*** Data shown
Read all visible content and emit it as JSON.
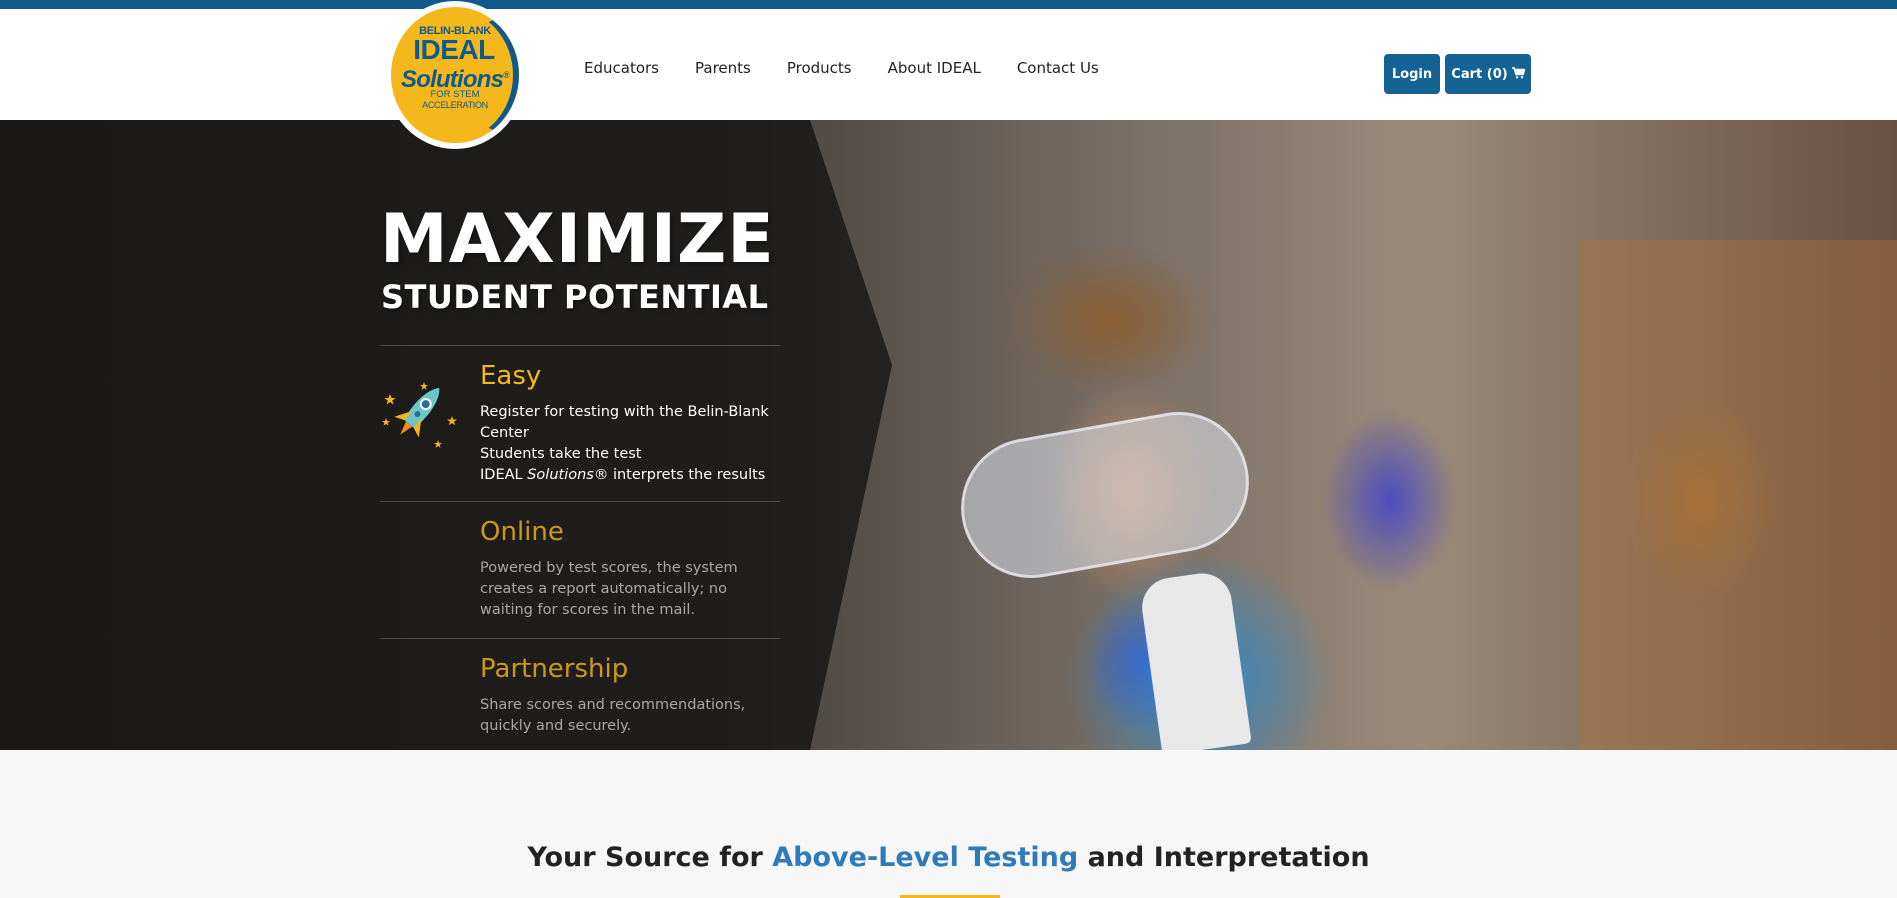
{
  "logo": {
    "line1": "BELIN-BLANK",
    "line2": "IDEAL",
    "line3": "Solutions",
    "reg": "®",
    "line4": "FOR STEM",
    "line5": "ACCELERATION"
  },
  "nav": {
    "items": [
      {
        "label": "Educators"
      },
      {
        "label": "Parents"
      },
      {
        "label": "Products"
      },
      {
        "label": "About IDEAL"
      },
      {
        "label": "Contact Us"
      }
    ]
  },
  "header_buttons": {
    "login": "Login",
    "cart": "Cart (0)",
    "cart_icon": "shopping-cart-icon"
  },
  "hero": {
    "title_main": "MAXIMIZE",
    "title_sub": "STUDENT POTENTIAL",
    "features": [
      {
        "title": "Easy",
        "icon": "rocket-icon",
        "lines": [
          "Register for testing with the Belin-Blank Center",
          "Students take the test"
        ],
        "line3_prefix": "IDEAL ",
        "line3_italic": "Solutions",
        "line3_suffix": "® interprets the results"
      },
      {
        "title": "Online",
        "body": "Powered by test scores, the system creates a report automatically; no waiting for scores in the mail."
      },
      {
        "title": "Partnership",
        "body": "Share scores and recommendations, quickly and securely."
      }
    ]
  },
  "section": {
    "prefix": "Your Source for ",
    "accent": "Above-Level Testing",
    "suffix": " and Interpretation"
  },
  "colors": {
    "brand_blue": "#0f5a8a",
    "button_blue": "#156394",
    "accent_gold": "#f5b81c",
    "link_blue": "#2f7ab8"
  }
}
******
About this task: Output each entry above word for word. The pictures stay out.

Answer section:
Read all visible content and emit it as JSON.
{
  "logo": {
    "line1": "BELIN-BLANK",
    "line2": "IDEAL",
    "line3": "Solutions",
    "reg": "®",
    "line4": "FOR STEM",
    "line5": "ACCELERATION"
  },
  "nav": {
    "items": [
      {
        "label": "Educators"
      },
      {
        "label": "Parents"
      },
      {
        "label": "Products"
      },
      {
        "label": "About IDEAL"
      },
      {
        "label": "Contact Us"
      }
    ]
  },
  "header_buttons": {
    "login": "Login",
    "cart": "Cart (0)",
    "cart_icon": "shopping-cart-icon"
  },
  "hero": {
    "title_main": "MAXIMIZE",
    "title_sub": "STUDENT POTENTIAL",
    "features": [
      {
        "title": "Easy",
        "icon": "rocket-icon",
        "lines": [
          "Register for testing with the Belin-Blank Center",
          "Students take the test"
        ],
        "line3_prefix": "IDEAL ",
        "line3_italic": "Solutions",
        "line3_suffix": "® interprets the results"
      },
      {
        "title": "Online",
        "body": "Powered by test scores, the system creates a report automatically; no waiting for scores in the mail."
      },
      {
        "title": "Partnership",
        "body": "Share scores and recommendations, quickly and securely."
      }
    ]
  },
  "section": {
    "prefix": "Your Source for ",
    "accent": "Above-Level Testing",
    "suffix": " and Interpretation"
  },
  "colors": {
    "brand_blue": "#0f5a8a",
    "button_blue": "#156394",
    "accent_gold": "#f5b81c",
    "link_blue": "#2f7ab8"
  }
}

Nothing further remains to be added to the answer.